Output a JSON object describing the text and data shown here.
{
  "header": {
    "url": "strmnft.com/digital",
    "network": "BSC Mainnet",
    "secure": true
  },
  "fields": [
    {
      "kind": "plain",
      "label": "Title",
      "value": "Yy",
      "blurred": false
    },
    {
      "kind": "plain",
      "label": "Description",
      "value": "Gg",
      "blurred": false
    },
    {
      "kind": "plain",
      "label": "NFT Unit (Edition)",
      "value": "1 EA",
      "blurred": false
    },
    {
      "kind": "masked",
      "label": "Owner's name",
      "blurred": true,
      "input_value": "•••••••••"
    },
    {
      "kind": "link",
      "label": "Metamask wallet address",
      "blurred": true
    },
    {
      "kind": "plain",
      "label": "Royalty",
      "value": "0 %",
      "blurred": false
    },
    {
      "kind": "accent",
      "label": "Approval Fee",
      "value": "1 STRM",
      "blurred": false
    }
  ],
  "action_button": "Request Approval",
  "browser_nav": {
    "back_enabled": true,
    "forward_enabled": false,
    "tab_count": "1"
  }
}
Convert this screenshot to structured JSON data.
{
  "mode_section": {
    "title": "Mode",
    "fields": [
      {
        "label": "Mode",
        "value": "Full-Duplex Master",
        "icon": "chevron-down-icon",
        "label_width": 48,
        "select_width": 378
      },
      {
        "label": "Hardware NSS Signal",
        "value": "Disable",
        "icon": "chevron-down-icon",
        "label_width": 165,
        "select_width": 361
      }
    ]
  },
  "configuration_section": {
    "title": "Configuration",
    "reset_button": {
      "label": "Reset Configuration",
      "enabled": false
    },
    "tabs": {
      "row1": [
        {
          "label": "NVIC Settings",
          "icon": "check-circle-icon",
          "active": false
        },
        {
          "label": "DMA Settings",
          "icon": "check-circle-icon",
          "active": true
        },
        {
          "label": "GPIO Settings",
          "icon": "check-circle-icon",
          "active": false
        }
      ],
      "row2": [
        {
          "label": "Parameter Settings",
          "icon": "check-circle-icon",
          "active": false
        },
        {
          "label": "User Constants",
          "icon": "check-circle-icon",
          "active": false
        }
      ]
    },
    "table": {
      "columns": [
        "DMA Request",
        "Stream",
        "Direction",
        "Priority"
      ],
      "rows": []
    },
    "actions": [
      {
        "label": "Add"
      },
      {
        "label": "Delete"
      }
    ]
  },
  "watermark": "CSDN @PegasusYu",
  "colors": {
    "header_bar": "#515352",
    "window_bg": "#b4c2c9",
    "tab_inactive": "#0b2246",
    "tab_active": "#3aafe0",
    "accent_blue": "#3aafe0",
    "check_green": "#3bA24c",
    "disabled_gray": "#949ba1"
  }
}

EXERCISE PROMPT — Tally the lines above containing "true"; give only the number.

TASK ANSWER — 5